[Action item] Could you count the lines in the data that contain "Services"? Reply with the number only.

Exercise input START

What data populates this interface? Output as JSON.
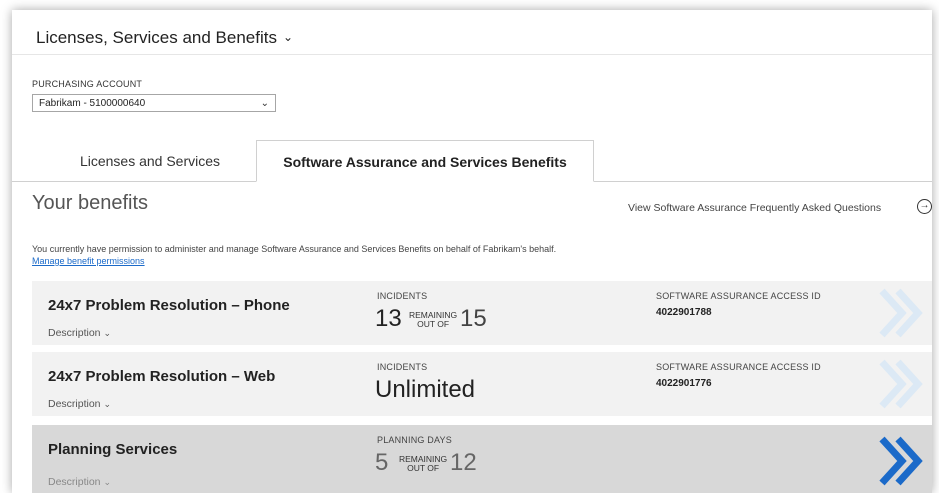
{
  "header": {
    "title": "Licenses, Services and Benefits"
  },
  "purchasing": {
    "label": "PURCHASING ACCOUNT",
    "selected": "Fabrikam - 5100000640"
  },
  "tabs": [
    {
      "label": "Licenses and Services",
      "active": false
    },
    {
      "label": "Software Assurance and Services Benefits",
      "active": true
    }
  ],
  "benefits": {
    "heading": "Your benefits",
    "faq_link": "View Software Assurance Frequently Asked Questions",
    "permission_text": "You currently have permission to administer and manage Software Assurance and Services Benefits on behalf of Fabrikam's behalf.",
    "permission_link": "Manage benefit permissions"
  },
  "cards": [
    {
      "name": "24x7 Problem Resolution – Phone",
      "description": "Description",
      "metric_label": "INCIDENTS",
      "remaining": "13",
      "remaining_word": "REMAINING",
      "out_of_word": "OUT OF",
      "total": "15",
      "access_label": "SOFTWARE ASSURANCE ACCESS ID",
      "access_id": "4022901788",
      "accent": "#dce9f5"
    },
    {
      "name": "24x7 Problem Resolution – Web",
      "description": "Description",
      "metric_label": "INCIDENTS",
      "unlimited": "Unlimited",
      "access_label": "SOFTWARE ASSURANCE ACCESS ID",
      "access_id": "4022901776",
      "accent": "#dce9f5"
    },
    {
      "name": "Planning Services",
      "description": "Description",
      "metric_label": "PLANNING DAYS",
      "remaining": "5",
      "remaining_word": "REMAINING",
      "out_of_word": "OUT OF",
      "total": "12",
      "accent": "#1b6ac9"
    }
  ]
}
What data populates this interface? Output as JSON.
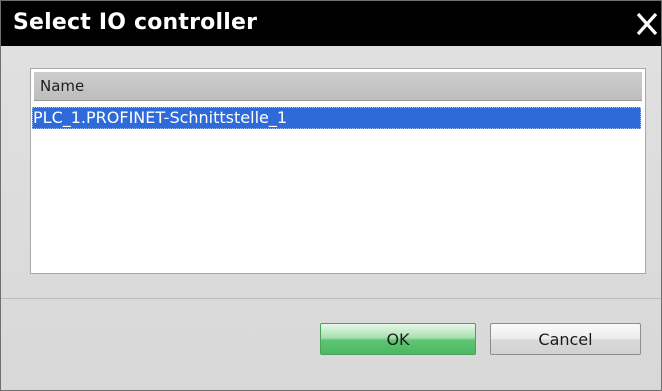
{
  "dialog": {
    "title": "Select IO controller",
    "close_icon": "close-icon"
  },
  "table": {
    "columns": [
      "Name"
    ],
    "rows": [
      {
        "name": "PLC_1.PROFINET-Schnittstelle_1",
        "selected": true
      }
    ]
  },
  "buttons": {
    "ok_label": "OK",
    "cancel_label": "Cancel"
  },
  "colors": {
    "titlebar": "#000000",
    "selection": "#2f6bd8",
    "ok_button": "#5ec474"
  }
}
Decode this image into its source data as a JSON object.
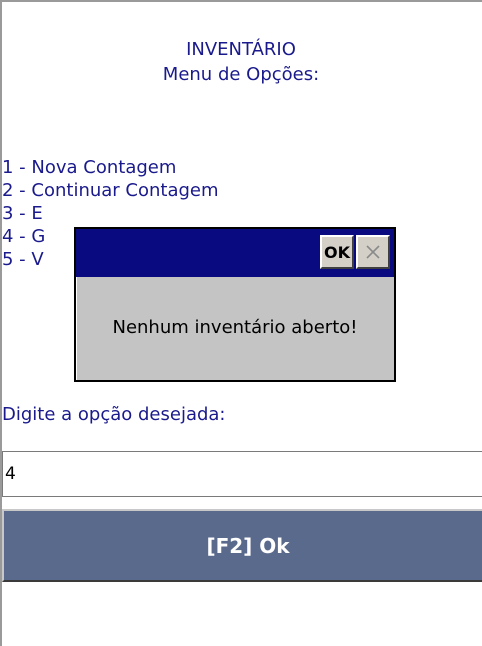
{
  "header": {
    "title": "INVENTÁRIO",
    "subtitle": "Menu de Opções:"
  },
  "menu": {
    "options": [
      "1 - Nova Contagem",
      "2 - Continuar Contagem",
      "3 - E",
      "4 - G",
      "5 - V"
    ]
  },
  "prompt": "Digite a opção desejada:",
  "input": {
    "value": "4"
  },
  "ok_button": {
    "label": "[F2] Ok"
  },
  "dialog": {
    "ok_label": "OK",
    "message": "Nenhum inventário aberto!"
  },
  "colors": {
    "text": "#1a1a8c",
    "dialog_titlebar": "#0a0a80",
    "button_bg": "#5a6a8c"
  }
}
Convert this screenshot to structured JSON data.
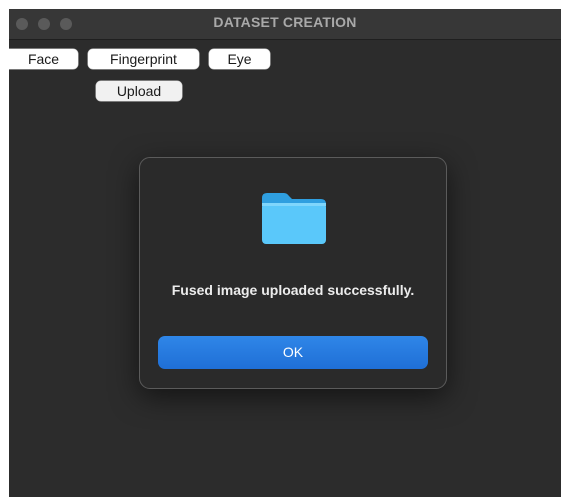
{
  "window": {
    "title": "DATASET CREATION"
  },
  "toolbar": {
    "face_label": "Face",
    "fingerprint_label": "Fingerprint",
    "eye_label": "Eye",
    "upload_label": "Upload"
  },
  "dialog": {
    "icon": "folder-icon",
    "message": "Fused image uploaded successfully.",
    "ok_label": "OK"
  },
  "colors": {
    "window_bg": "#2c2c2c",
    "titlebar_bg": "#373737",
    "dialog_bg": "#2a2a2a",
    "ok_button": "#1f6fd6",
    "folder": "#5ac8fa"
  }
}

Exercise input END

[Finished task] 5